Driverless Dodge? Blackbourn 451

By: Rob Blackbourn

Presented by

dodge dodge

Cars and the open road used to be about freedom, adventure, discovery and skill building. Now, not so much...

With the brave new world of autonomous vehicles coming into clearer focus as it advances steadily toward us, all I can do is look away and hope the whole thing is a bad dream that will disappear when I wake up. If only…

You could kind of see it coming, though, with opportunities for drivers to exercise individual skill and judgement being progressively diminished. In-car technology is displacing many traditional driving skills and measures like right-turn arrows that stay red on empty roads, kilometres of continuous double-lines on country roads and the punitive control of highway speeds combine to minimise the scope for driver decision making.

So the happy days of matching speed to conditions on an interstate trip and tackling your favourite mountain roads for the sheer joy of it are behind us. And if the car in front of me on the freeway starts petering out when my mirrors are full of the grille of a loaded B-double, I don’t want to have to fight autonomous braking and "lane-support" systems while I swerve to safety in the emergency lane.

dodge-2.jpg

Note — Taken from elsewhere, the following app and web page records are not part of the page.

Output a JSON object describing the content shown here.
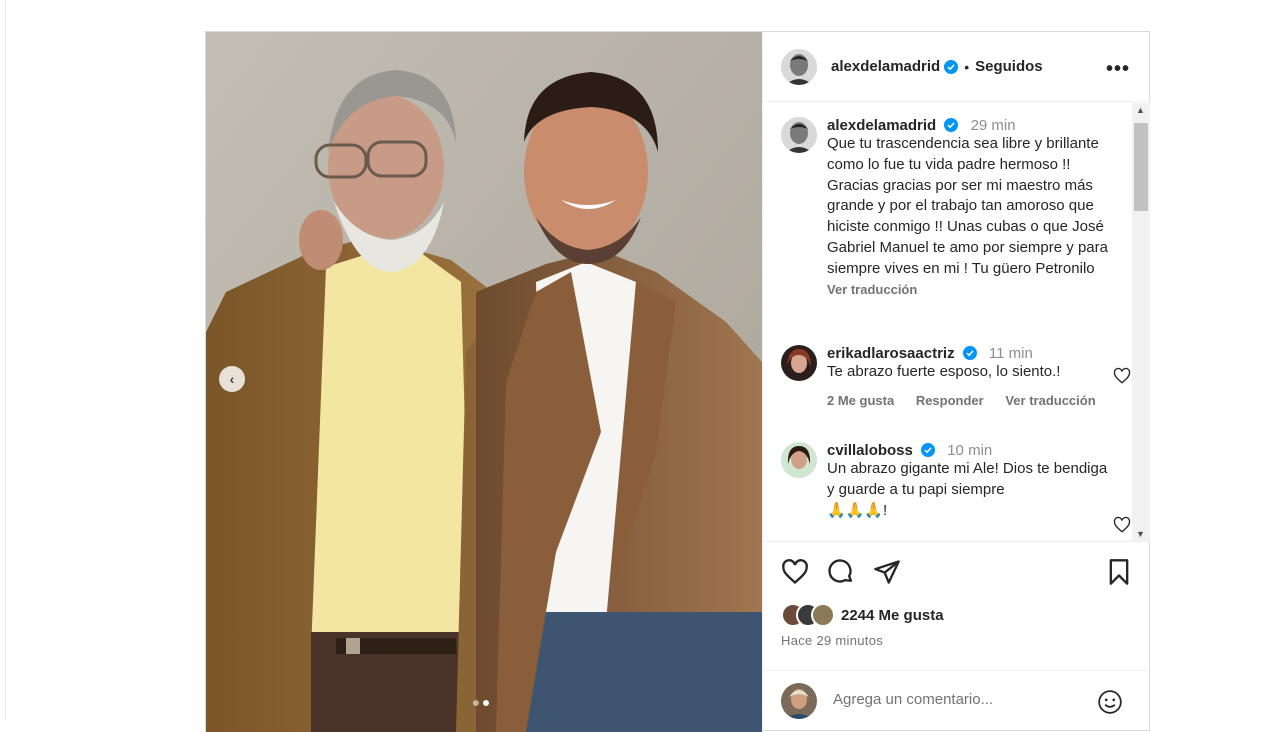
{
  "colors": {
    "verified": "#0095f6",
    "text": "#262626",
    "secondary": "#737373",
    "border": "#dbdbdb"
  },
  "post": {
    "username": "alexdelamadrid",
    "separator": "•",
    "follow_status": "Seguidos",
    "more_icon": "more-horizontal-icon",
    "carousel": {
      "prev_icon": "chevron-left-icon",
      "slides": 2,
      "active_slide": 2
    }
  },
  "caption": {
    "username": "alexdelamadrid",
    "time": "29 min",
    "text": "Que tu trascendencia sea libre y brillante como lo fue tu vida padre hermoso !! Gracias gracias por ser mi maestro más grande y por el trabajo tan amoroso que hiciste conmigo !! Unas cubas o que José Gabriel Manuel te amo por siempre y para siempre vives en mi ! Tu güero Petronilo",
    "translate": "Ver traducción"
  },
  "comments": [
    {
      "username": "erikadlarosaactriz",
      "time": "11 min",
      "text": "Te abrazo fuerte esposo, lo siento.!",
      "likes": "2 Me gusta",
      "reply": "Responder",
      "translate": "Ver traducción"
    },
    {
      "username": "cvillaloboss",
      "time": "10 min",
      "text": "Un abrazo gigante mi Ale! Dios te bendiga y guarde a tu papi siempre",
      "emoji": "🙏🙏🙏!"
    }
  ],
  "actions": {
    "like_icon": "heart-icon",
    "comment_icon": "comment-icon",
    "share_icon": "send-icon",
    "save_icon": "bookmark-icon"
  },
  "likes": {
    "count_label": "2244 Me gusta"
  },
  "posted_ago": "Hace 29 minutos",
  "add_comment": {
    "placeholder": "Agrega un comentario...",
    "emoji_icon": "smiley-icon"
  }
}
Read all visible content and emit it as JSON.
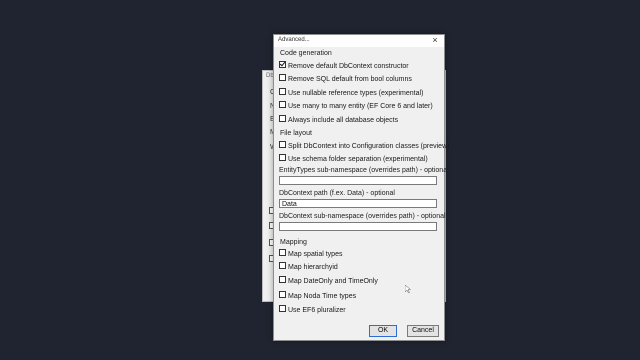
{
  "background_dialog": {
    "title": "Db",
    "fragments": [
      "C",
      "N",
      "E",
      "M",
      "W"
    ]
  },
  "dialog": {
    "title": "Advanced...",
    "close_glyph": "×",
    "sections": {
      "code_generation": "Code generation",
      "file_layout": "File layout",
      "mapping": "Mapping"
    },
    "code_generation_options": [
      {
        "label": "Remove default DbContext constructor",
        "checked": true
      },
      {
        "label": "Remove SQL default from bool columns",
        "checked": false
      },
      {
        "label": "Use nullable reference types (experimental)",
        "checked": false
      },
      {
        "label": "Use many to many entity (EF Core 6 and later)",
        "checked": false
      },
      {
        "label": "Always include all database objects",
        "checked": false
      }
    ],
    "file_layout_options": [
      {
        "label": "Split DbContext into Configuration classes (preview)",
        "checked": false
      },
      {
        "label": "Use schema folder separation (experimental)",
        "checked": false
      }
    ],
    "fields": {
      "entity_types_ns_label": "EntityTypes sub-namespace (overrides path) - optional",
      "entity_types_ns_value": "",
      "dbcontext_path_label": "DbContext path (f.ex. Data) - optional",
      "dbcontext_path_value": "Data",
      "dbcontext_ns_label": "DbContext sub-namespace (overrides path) - optional",
      "dbcontext_ns_value": ""
    },
    "mapping_options": [
      {
        "label": "Map spatial types",
        "checked": false
      },
      {
        "label": "Map hierarchyid",
        "checked": false
      },
      {
        "label": "Map DateOnly and TimeOnly",
        "checked": false
      },
      {
        "label": "Map Noda Time types",
        "checked": false
      },
      {
        "label": "Use EF6 pluralizer",
        "checked": false
      }
    ],
    "buttons": {
      "ok": "OK",
      "cancel": "Cancel"
    }
  },
  "icons": {
    "close": "close-icon",
    "checkbox_checked": "check-icon",
    "cursor": "mouse-pointer-icon"
  }
}
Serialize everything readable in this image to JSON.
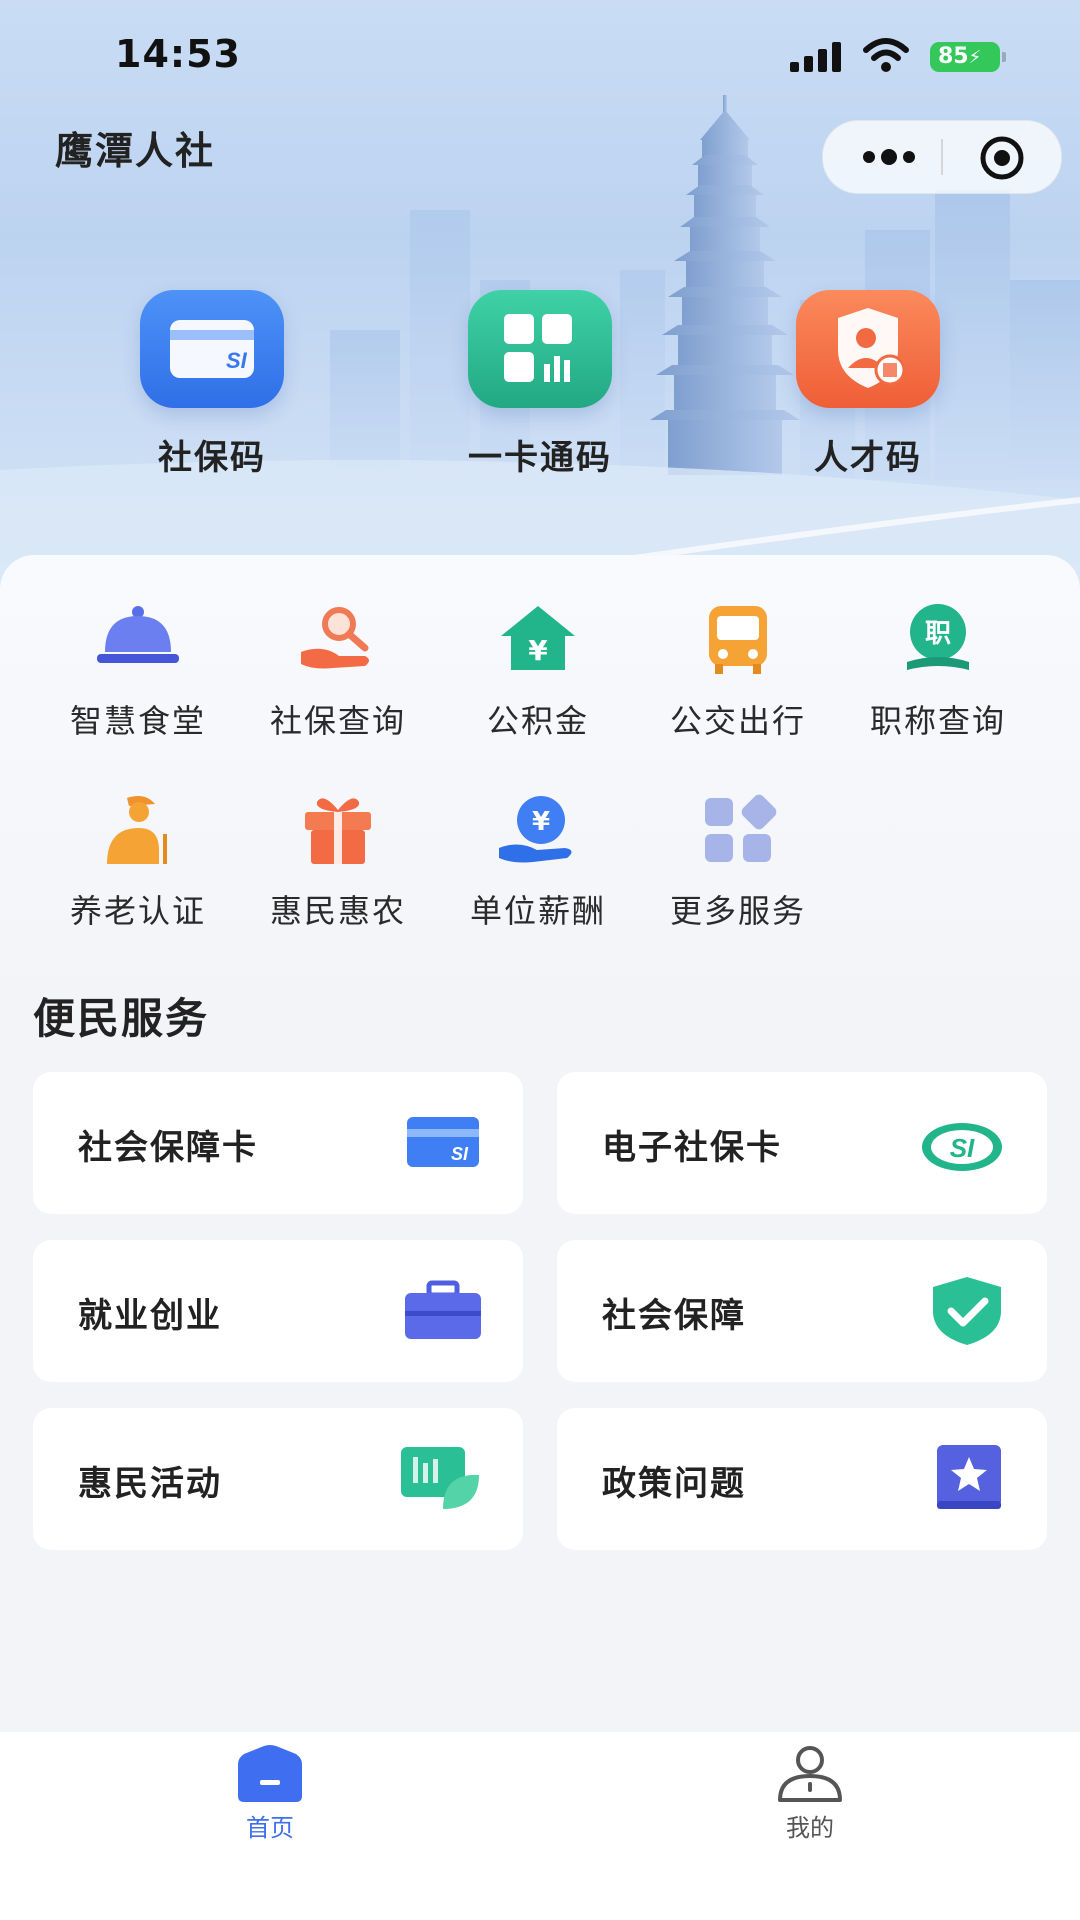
{
  "status_bar": {
    "time": "14:53",
    "battery": "85"
  },
  "header": {
    "app_title": "鹰潭人社",
    "more_icon": "more-dots-icon",
    "target_icon": "target-icon"
  },
  "codes": [
    {
      "label": "社保码",
      "icon": "social-security-card-icon",
      "color": "#3f7ff3"
    },
    {
      "label": "一卡通码",
      "icon": "grid-chart-icon",
      "color": "#2fbf94"
    },
    {
      "label": "人才码",
      "icon": "shield-person-icon",
      "color": "#f36b45"
    }
  ],
  "services": [
    {
      "label": "智慧食堂",
      "icon": "food-cloche-icon"
    },
    {
      "label": "社保查询",
      "icon": "hand-magnifier-icon"
    },
    {
      "label": "公积金",
      "icon": "house-yuan-icon"
    },
    {
      "label": "公交出行",
      "icon": "bus-icon"
    },
    {
      "label": "职称查询",
      "icon": "title-badge-icon"
    },
    {
      "label": "养老认证",
      "icon": "elderly-person-icon"
    },
    {
      "label": "惠民惠农",
      "icon": "gift-icon"
    },
    {
      "label": "单位薪酬",
      "icon": "hand-yuan-coin-icon"
    },
    {
      "label": "更多服务",
      "icon": "more-apps-icon"
    }
  ],
  "convenience": {
    "title": "便民服务",
    "cards": [
      {
        "label": "社会保障卡",
        "icon": "social-security-card-icon"
      },
      {
        "label": "电子社保卡",
        "icon": "si-logo-icon"
      },
      {
        "label": "就业创业",
        "icon": "briefcase-icon"
      },
      {
        "label": "社会保障",
        "icon": "shield-check-icon"
      },
      {
        "label": "惠民活动",
        "icon": "leaf-chart-icon"
      },
      {
        "label": "政策问题",
        "icon": "star-book-icon"
      }
    ]
  },
  "tabbar": {
    "tabs": [
      {
        "label": "首页",
        "icon": "home-icon",
        "active": true
      },
      {
        "label": "我的",
        "icon": "person-icon",
        "active": false
      }
    ],
    "active_color": "#3f6ff0",
    "inactive_color": "#555555"
  }
}
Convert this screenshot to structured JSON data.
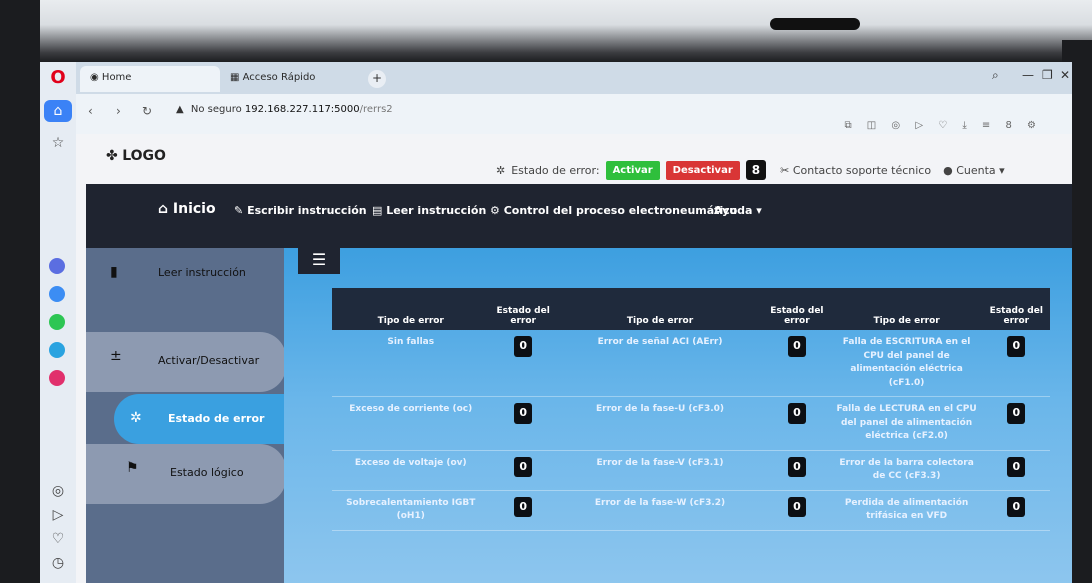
{
  "browser": {
    "tabs": [
      {
        "label": "Home",
        "active": true
      },
      {
        "label": "Acceso Rápido",
        "active": false
      }
    ],
    "new_tab": "+",
    "url_warning": "No seguro",
    "url_domain": "192.168.227.117:5000",
    "url_path": "/rerrs2"
  },
  "header": {
    "logo_text": "LOGO",
    "error_state_label": "Estado de error:",
    "activate_label": "Activar",
    "deactivate_label": "Desactivar",
    "error_count": "8",
    "support_label": "Contacto soporte técnico",
    "account_label": "Cuenta"
  },
  "mainnav": {
    "home": "Inicio",
    "write": "Escribir instrucción",
    "read": "Leer instrucción",
    "control": "Control del proceso electroneumático",
    "help": "Ayuda"
  },
  "sidebar": {
    "items": [
      {
        "label": "Leer instrucción",
        "icon": "file-icon"
      },
      {
        "label": "Activar/Desactivar",
        "icon": "plus-minus-icon"
      },
      {
        "label": "Estado de error",
        "icon": "bug-icon"
      },
      {
        "label": "Estado lógico",
        "icon": "flag-icon"
      }
    ]
  },
  "table": {
    "headers": [
      "Tipo de error",
      "Estado del error",
      "Tipo de error",
      "Estado del error",
      "Tipo de error",
      "Estado del error"
    ],
    "rows": [
      [
        {
          "name": "Sin fallas",
          "state": "0"
        },
        {
          "name": "Error de señal ACI (AErr)",
          "state": "0"
        },
        {
          "name": "Falla de ESCRITURA en el CPU del panel de alimentación eléctrica (cF1.0)",
          "state": "0"
        }
      ],
      [
        {
          "name": "Exceso de corriente (oc)",
          "state": "0"
        },
        {
          "name": "Error de la fase-U (cF3.0)",
          "state": "0"
        },
        {
          "name": "Falla de LECTURA en el CPU del panel de alimentación eléctrica (cF2.0)",
          "state": "0"
        }
      ],
      [
        {
          "name": "Exceso de voltaje (ov)",
          "state": "0"
        },
        {
          "name": "Error de la fase-V (cF3.1)",
          "state": "0"
        },
        {
          "name": "Error de la barra colectora de CC (cF3.3)",
          "state": "0"
        }
      ],
      [
        {
          "name": "Sobrecalentamiento IGBT (oH1)",
          "state": "0"
        },
        {
          "name": "Error de la fase-W (cF3.2)",
          "state": "0"
        },
        {
          "name": "Perdida de alimentación trifásica en VFD",
          "state": "0"
        }
      ]
    ]
  }
}
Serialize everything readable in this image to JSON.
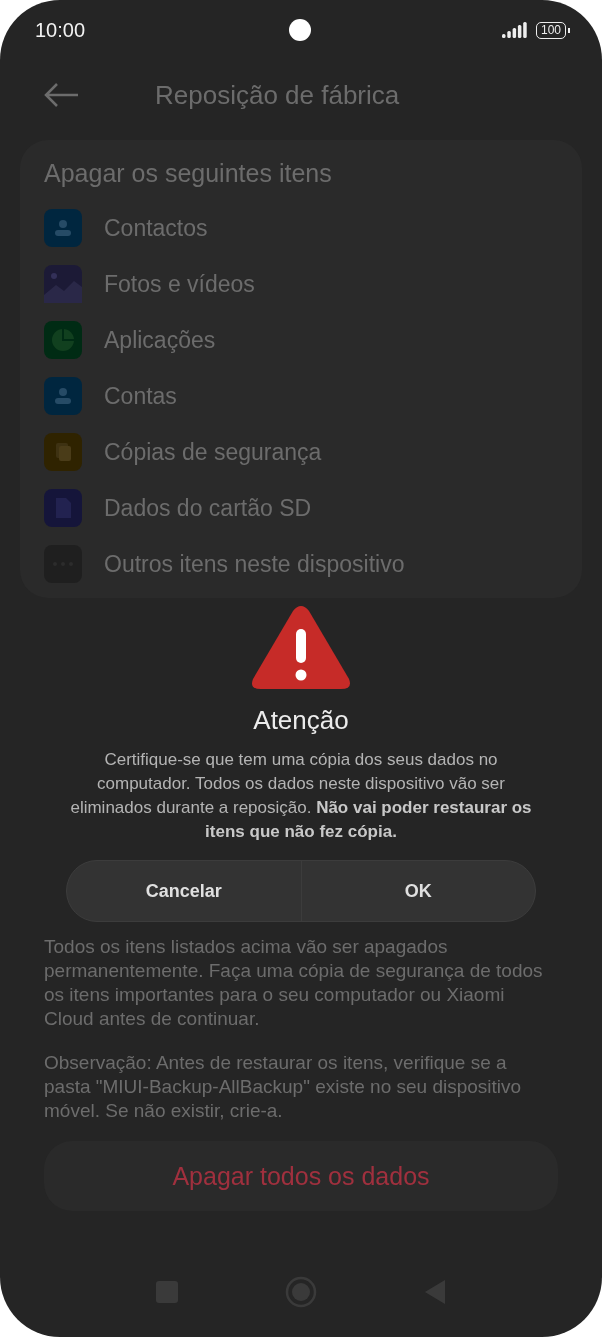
{
  "status_bar": {
    "time": "10:00",
    "battery": "100"
  },
  "header": {
    "title": "Reposição de fábrica"
  },
  "section": {
    "heading": "Apagar os seguintes itens",
    "items": [
      {
        "label": "Contactos",
        "kind": "contact"
      },
      {
        "label": "Fotos e vídeos",
        "kind": "gallery"
      },
      {
        "label": "Aplicações",
        "kind": "apps"
      },
      {
        "label": "Contas",
        "kind": "contact"
      },
      {
        "label": "Cópias de segurança",
        "kind": "backup"
      },
      {
        "label": "Dados do cartão SD",
        "kind": "sdcard"
      },
      {
        "label": "Outros itens neste dispositivo",
        "kind": "more"
      }
    ]
  },
  "notes": [
    "Todos os itens listados acima vão ser apagados permanentemente. Faça uma cópia de segurança de todos os itens importantes para o seu computador ou Xiaomi Cloud antes de continuar.",
    "Observação: Antes de restaurar os itens, verifique se a pasta \"MIUI-Backup-AllBackup\" existe no seu dispositivo móvel. Se não existir, crie-a."
  ],
  "erase_button": {
    "label": "Apagar todos os dados"
  },
  "dialog": {
    "title": "Atenção",
    "message": "Certifique-se que tem uma cópia dos seus dados no computador. Todos os dados neste dispositivo vão ser eliminados durante a reposição. **Não vai poder restaurar os itens que não fez cópia.**",
    "buttons": [
      "Cancelar",
      "OK"
    ]
  }
}
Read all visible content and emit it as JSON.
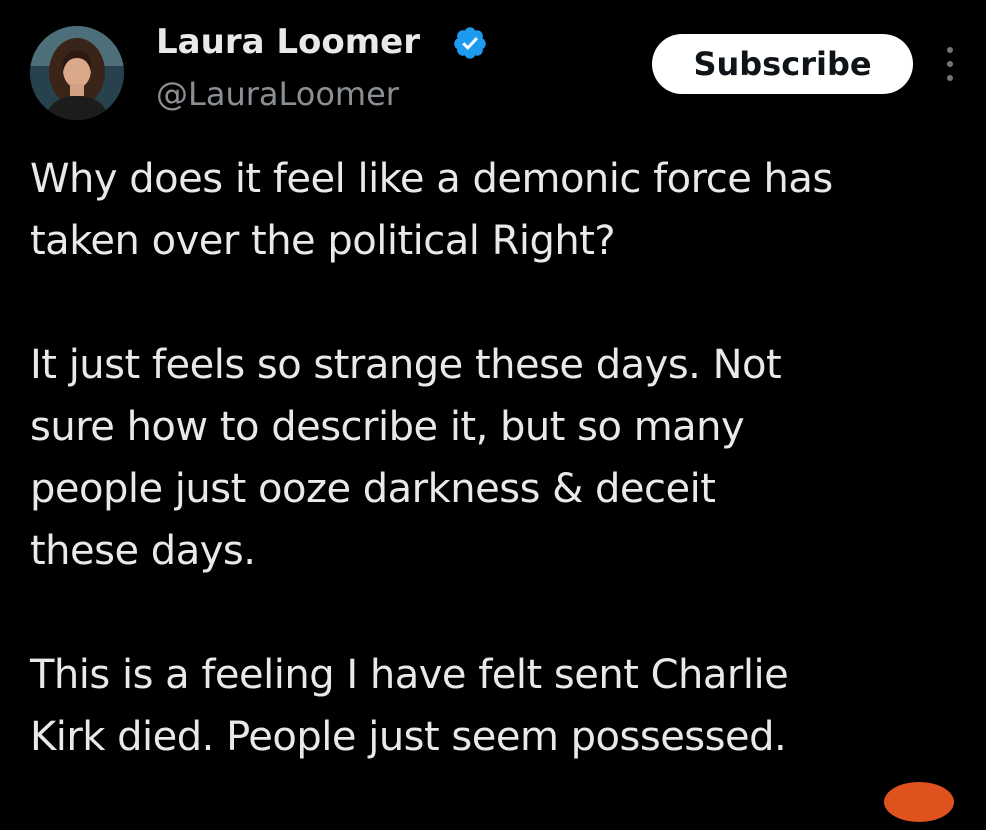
{
  "author": {
    "name": "Laura Loomer",
    "handle": "@LauraLoomer",
    "verified": true,
    "avatar_icon": "profile-photo"
  },
  "actions": {
    "subscribe_label": "Subscribe",
    "more_icon": "more-vertical-icon"
  },
  "post": {
    "paragraphs": [
      {
        "lines": [
          "Why does it feel like a demonic force has",
          "taken over the political Right?"
        ]
      },
      {
        "lines": [
          "It just feels so strange these days. Not",
          "sure how to describe it, but so many",
          "people just ooze darkness & deceit",
          "these days."
        ]
      },
      {
        "lines": [
          "This is a feeling I have felt sent Charlie",
          "Kirk died. People just seem possessed."
        ]
      }
    ]
  },
  "colors": {
    "background": "#000000",
    "text": "#e7e9ea",
    "secondary_text": "#8b8f93",
    "verified_blue": "#1d9bf0",
    "button_bg": "#ffffff",
    "button_text": "#0f1419"
  }
}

So you could say that the drivers’ role has been sharing the pot with the frog while the water temperature slowly comes to the boil – poor old froggie’s final croak might well mark the end of driving and the commencement of the compulsory autonomous-vehicles era.

Clearly not everyone’s running worst-fears scenarios like me about what’s to become of our beloved Driversworld. Many can’t wait to be relieved of the tedium of having to drive their vehicles from A to B each day. Then on the far side of the spectrum are some who’ve jumped the gun, believing the happy time is already upon us – like the guy in the US who crashed his Winnebago after allegedly popping into the kitchen to make a coffee after setting the cruise control. Okay, I know this incident has been labelled fake news, but a similar report about a retired UK librarian from Suffolk whose van crashed while she was making a cuppa seems to be standing up. She apparently assumed that the combination of cruise control and sat-nav would handle the navigation duties.

Anyway, enough of that malarkey – let’s visit a time way before autonomous vehicles were a thing and well before someone lit the gas under froggie’s pot.

It was late one night in the 1960s when my travelling mate Andy briefly believed that a 1937 Dodge sedan had suddenly taken the autonomous option.

dodge-3.jpg

The old Dodge belonged to two itinerant bricklayers from Perth who were giving us a lift from Camooweal to Tennant Creek. She had tools and a wheelbarrow tied to a rack on her back bumper. Ladders, planks and camping gear travelled on the roof-rack and a huge plywood storage-box holding the rest of their supplies and gear filled what would have originally been the back-seat area. Fortunately for Andy and me there was about 30cm of headroom between the top of the box and the car’s headlining – the double-bed sized area provided enough room for the two of us to wriggle into along with our bags.

It was damned hot as the Dodge plodded west along the Barkly Highway with the poor-man’s cruise-control (the hand-throttle) set to about 65km/h, while the feeble yellow glow from the 6v headlights picked out the lonely road ahead. We were all weary and Andy soon nodded off. Needing some air, passenger-brickie climbed out on to the running-board, before deciding to move to the roof-rack. Driver-brickie wanted some as well so he got out on his running board and steered the car through the open window. Keen for a bit of coolth myself, I got out on to the passenger-side running board and held on to the rack. With riders on the running boards we must have looked like Elliot Ness and his team heading to a raid. Or maybe Al Capone and his boys. Who knows? Anyway this novel Northern Territory approach to air conditioning was working for me…

Then came an unholy scream as Andy awoke to find no one at home, before scrambling over into the driver’s seat to grab the tiller to save himself.

After a few interesting, wobbly moments during which driver-brickie and Andy sorted out who was in charge we managed to pull up without losing anyone overboard.

 

 From Unique Cars #451, April 2021

Unique Cars magazine Value Guides

Sell your car for free right here

 

 

 

Subscribe to Unique Cars Magazine and save up to 39%
Australia’s classic and muscle car bible. With stunning features, advice, market intelligence and hundreds of cars for sale.

Subscribe